The whistleblower in a hedge fund advisor case recently received a $600,000 award from the U.S. Securities and Exchange Commission (SEC). The case involved allegations that the hedge fund owner made improper transactions with an affiliated broker dealer that she owned, without disclosing the affiliation to her client. The company’s head trader reported the actions to the SEC and the owner retaliated against him repeatedly, leading to his resignation from employment.
In response to the SEC’s finding of wrongdoing, the hedge fund agreed to pay $2 million in settlement costs, which includes a $300,000 penalty, along with $1.7 million in disgorgement and approximately $180,000 in interest. Under the Dodd Frank Act, the SEC awarded the whistleblower the maximum allowable percentage of the settlement amount.
The Dodd-Frank Act
The Dodd-Frank Wall Street Reform and Consumer Protection Act became law in July of 2012. The legislation was created in response to financial concerns that brought about the recession and it includes strict regulation standards on financial institutions. It also protects whistleblowers who provide the SEC with information about wrongdoing. Additionally, if the reported information leads to at least $1 million in sanctions, the whistleblower may receive compensation. Awards can range from 10% to 30% of the total sanction amount.
The Implications of the Award
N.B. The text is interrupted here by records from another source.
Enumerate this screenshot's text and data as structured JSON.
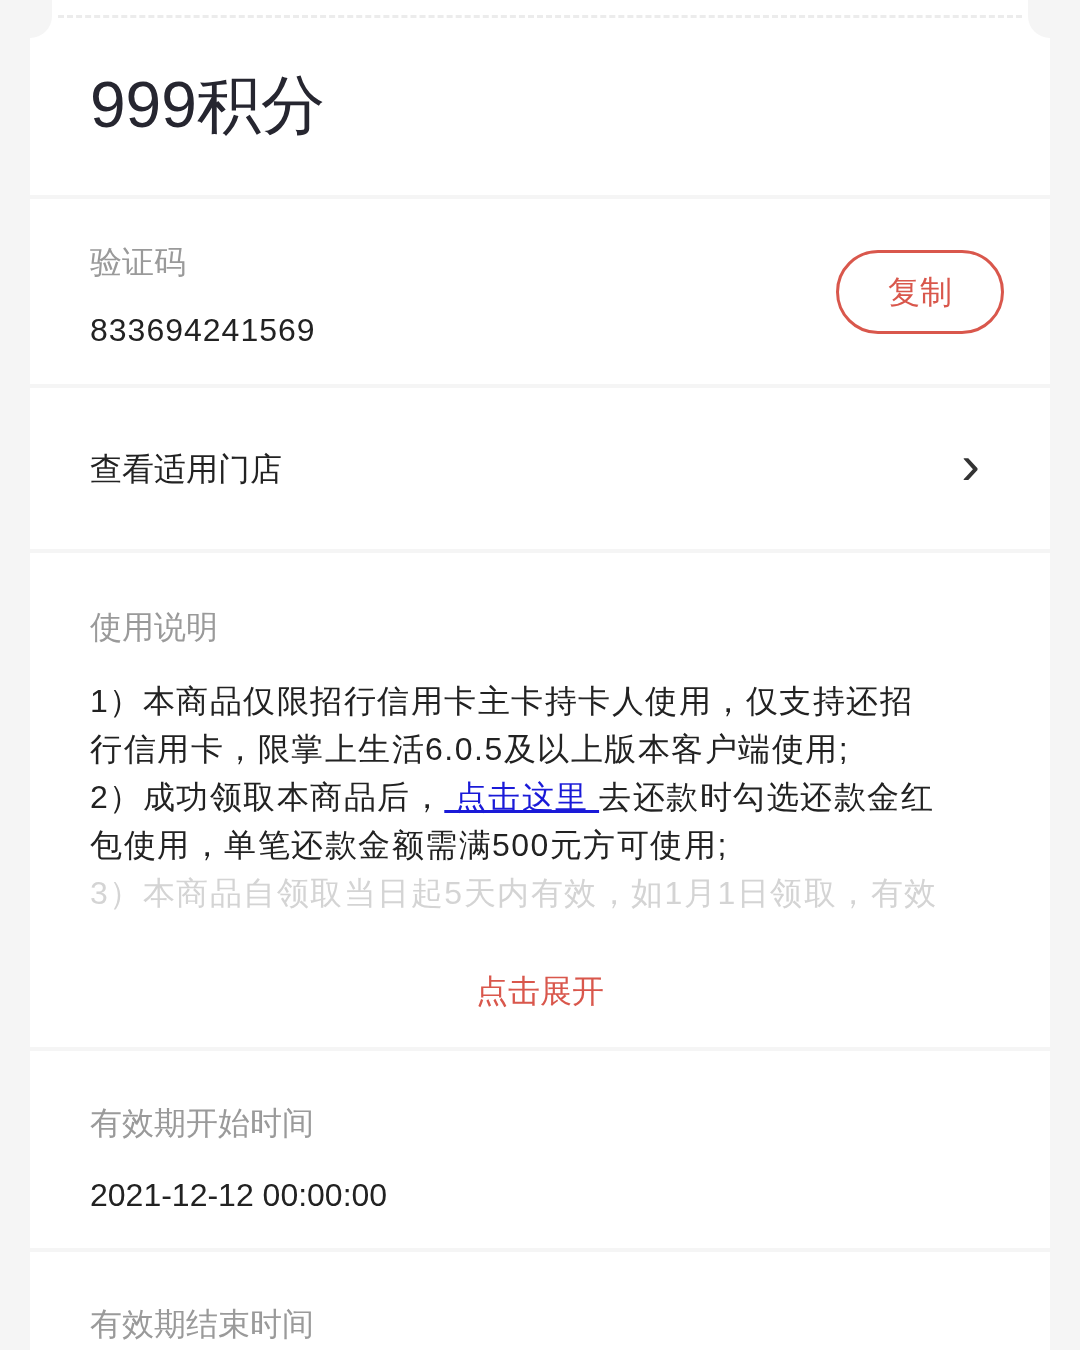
{
  "title": "999积分",
  "code": {
    "label": "验证码",
    "value": "833694241569",
    "button": "复制"
  },
  "stores_link": {
    "label": "查看适用门店",
    "chevron": "›"
  },
  "instructions": {
    "label": "使用说明",
    "lines": [
      {
        "text": "1）本商品仅限招行信用卡主卡持卡人使用，仅支持还招",
        "faded": false
      },
      {
        "text": "行信用卡，限掌上生活6.0.5及以上版本客户端使用;",
        "faded": false
      },
      {
        "text": "2）成功领取本商品后，",
        "link": " 点击这里 ",
        "after": "去还款时勾选还款金红",
        "faded": false
      },
      {
        "text": "包使用，单笔还款金额需满500元方可使用;",
        "faded": false
      },
      {
        "text": "3）本商品自领取当日起5天内有效，如1月1日领取，有效",
        "faded": true
      }
    ],
    "expand": "点击展开"
  },
  "fields": [
    {
      "label": "有效期开始时间",
      "value": "2021-12-12 00:00:00"
    },
    {
      "label": "有效期结束时间"
    }
  ]
}
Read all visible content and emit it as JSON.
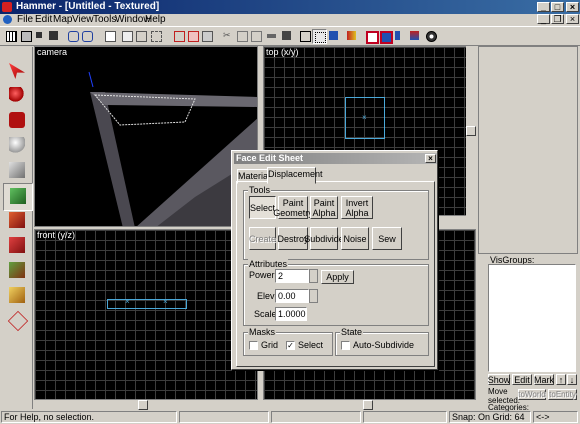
{
  "window": {
    "title": "Hammer - [Untitled - Textured]",
    "controls": {
      "minimize": "_",
      "maximize": "□",
      "close": "×"
    }
  },
  "menubar": {
    "items": [
      "File",
      "Edit",
      "Map",
      "View",
      "Tools",
      "Window",
      "Help"
    ],
    "doc_controls": {
      "minimize": "_",
      "restore": "❐",
      "close": "×"
    }
  },
  "views": {
    "camera": {
      "label": "camera"
    },
    "top": {
      "label": "top (x/y)"
    },
    "front": {
      "label": "front (y/z)"
    }
  },
  "dialog": {
    "title": "Face Edit Sheet",
    "tabs": [
      "Material",
      "Displacement"
    ],
    "active_tab": "Displacement",
    "tools_group": "Tools",
    "tools_row1": [
      "Select",
      "Paint Geometry",
      "Paint Alpha",
      "Invert Alpha"
    ],
    "tools_row2": [
      "Create",
      "Destroy",
      "Subdivide",
      "Noise",
      "Sew"
    ],
    "attributes_group": "Attributes",
    "power_label": "Power",
    "power_value": "2",
    "elev_label": "Elev",
    "elev_value": "0.00",
    "scale_label": "Scale",
    "scale_value": "1.0000",
    "apply_label": "Apply",
    "masks_group": "Masks",
    "mask_grid": {
      "label": "Grid",
      "checked": false
    },
    "mask_select": {
      "label": "Select",
      "checked": true
    },
    "state_group": "State",
    "auto_subdivide": {
      "label": "Auto-Subdivide",
      "checked": false
    },
    "check_mark": "✓"
  },
  "right_panel": {
    "visgroups_label": "VisGroups:",
    "buttons": [
      "Show",
      "Edit",
      "Mark"
    ],
    "arrow_up": "↑",
    "arrow_down": "↓",
    "move_selected_label": "Move selected:",
    "to_world_label": "toWorld",
    "to_entity_label": "toEntity",
    "categories_label": "Categories:"
  },
  "statusbar": {
    "help": "For Help, no selection.",
    "snap": "Snap: On Grid: 64",
    "extra": "<->"
  },
  "colors": {
    "title_active": "#0a246a",
    "title_inactive": "#808080",
    "selection_outline": "#4aa8d8",
    "grid_line": "#3c3c3c",
    "face": "#d4d0c8"
  },
  "icons": {
    "toolbar": [
      "grid-icon",
      "grid-icon",
      "grid-icon",
      "grid-icon",
      "undo-icon",
      "undo-icon",
      "copy-icon",
      "paste-icon",
      "group-icon",
      "ungroup-icon",
      "ignore-group-icon",
      "hide-icon",
      "cut-icon",
      "carve-icon",
      "hollow-icon",
      "texture-lock-icon",
      "selection-icon",
      "door-icon",
      "paint-icon",
      "apply-icon",
      "run-icon",
      "compile-icon",
      "help-icon"
    ],
    "palette": [
      "pointer-tool-icon",
      "magnify-tool-icon",
      "camera-tool-icon",
      "entity-tool-icon",
      "block-tool-icon",
      "texture-application-icon",
      "apply-texture-icon",
      "decal-tool-icon",
      "overlay-tool-icon",
      "clipping-tool-icon",
      "vertex-tool-icon"
    ]
  }
}
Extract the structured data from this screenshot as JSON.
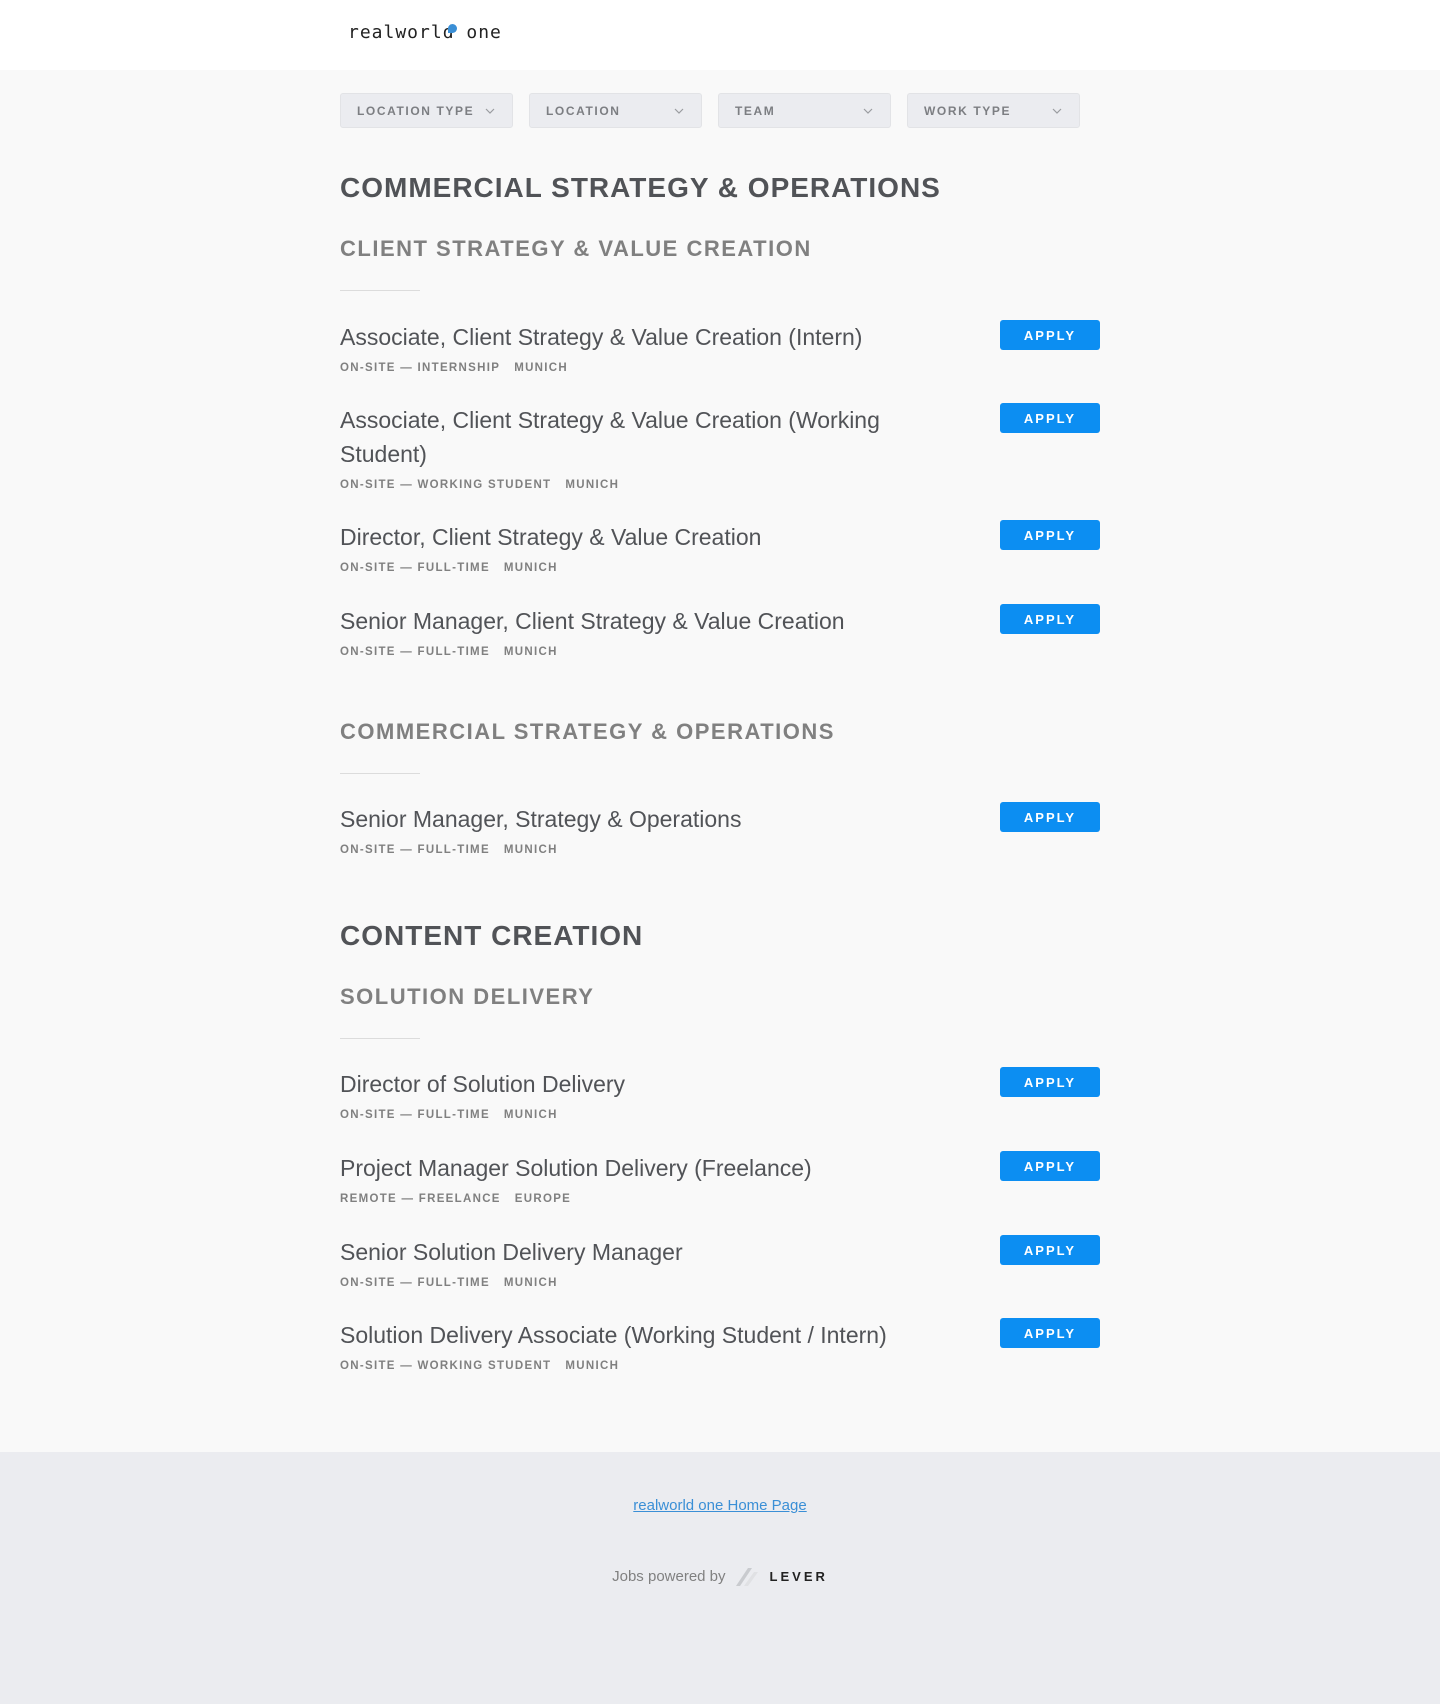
{
  "header": {
    "logo_text": "realworld one"
  },
  "filters": [
    {
      "label": "LOCATION TYPE"
    },
    {
      "label": "LOCATION"
    },
    {
      "label": "TEAM"
    },
    {
      "label": "WORK TYPE"
    }
  ],
  "groups": [
    {
      "title": "COMMERCIAL STRATEGY & OPERATIONS",
      "subgroups": [
        {
          "title": "CLIENT STRATEGY & VALUE CREATION",
          "postings": [
            {
              "title": "Associate, Client Strategy & Value Creation (Intern)",
              "commitment": "ON-SITE — INTERNSHIP",
              "location": "MUNICH",
              "apply": "APPLY"
            },
            {
              "title": "Associate, Client Strategy & Value Creation (Working Student)",
              "commitment": "ON-SITE — WORKING STUDENT",
              "location": "MUNICH",
              "apply": "APPLY"
            },
            {
              "title": "Director, Client Strategy & Value Creation",
              "commitment": "ON-SITE — FULL-TIME",
              "location": "MUNICH",
              "apply": "APPLY"
            },
            {
              "title": "Senior Manager, Client Strategy & Value Creation",
              "commitment": "ON-SITE — FULL-TIME",
              "location": "MUNICH",
              "apply": "APPLY"
            }
          ]
        },
        {
          "title": "COMMERCIAL STRATEGY & OPERATIONS",
          "postings": [
            {
              "title": "Senior Manager, Strategy & Operations",
              "commitment": "ON-SITE — FULL-TIME",
              "location": "MUNICH",
              "apply": "APPLY"
            }
          ]
        }
      ]
    },
    {
      "title": "CONTENT CREATION",
      "subgroups": [
        {
          "title": "SOLUTION DELIVERY",
          "postings": [
            {
              "title": "Director of Solution Delivery",
              "commitment": "ON-SITE — FULL-TIME",
              "location": "MUNICH",
              "apply": "APPLY"
            },
            {
              "title": "Project Manager Solution Delivery (Freelance)",
              "commitment": "REMOTE — FREELANCE",
              "location": "EUROPE",
              "apply": "APPLY"
            },
            {
              "title": "Senior Solution Delivery Manager",
              "commitment": "ON-SITE — FULL-TIME",
              "location": "MUNICH",
              "apply": "APPLY"
            },
            {
              "title": "Solution Delivery Associate (Working Student / Intern)",
              "commitment": "ON-SITE — WORKING STUDENT",
              "location": "MUNICH",
              "apply": "APPLY"
            }
          ]
        }
      ]
    }
  ],
  "footer": {
    "home_link": "realworld one Home Page",
    "powered_by": "Jobs powered by",
    "lever": "LEVER"
  },
  "colors": {
    "accent": "#0c8ef2",
    "link": "#3a8fd6"
  }
}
The award in this case represents 30% of the settlement amount, which is the maximum allowable payment. The SEC is sending a strong message to employers that they will be held accountable for retaliation against whistleblowers. According to reports, the SEC whistleblower chief hopes that the substantial award in this case will influence other financial institution employees to report wrongdoing free from fear of retaliation by their employers.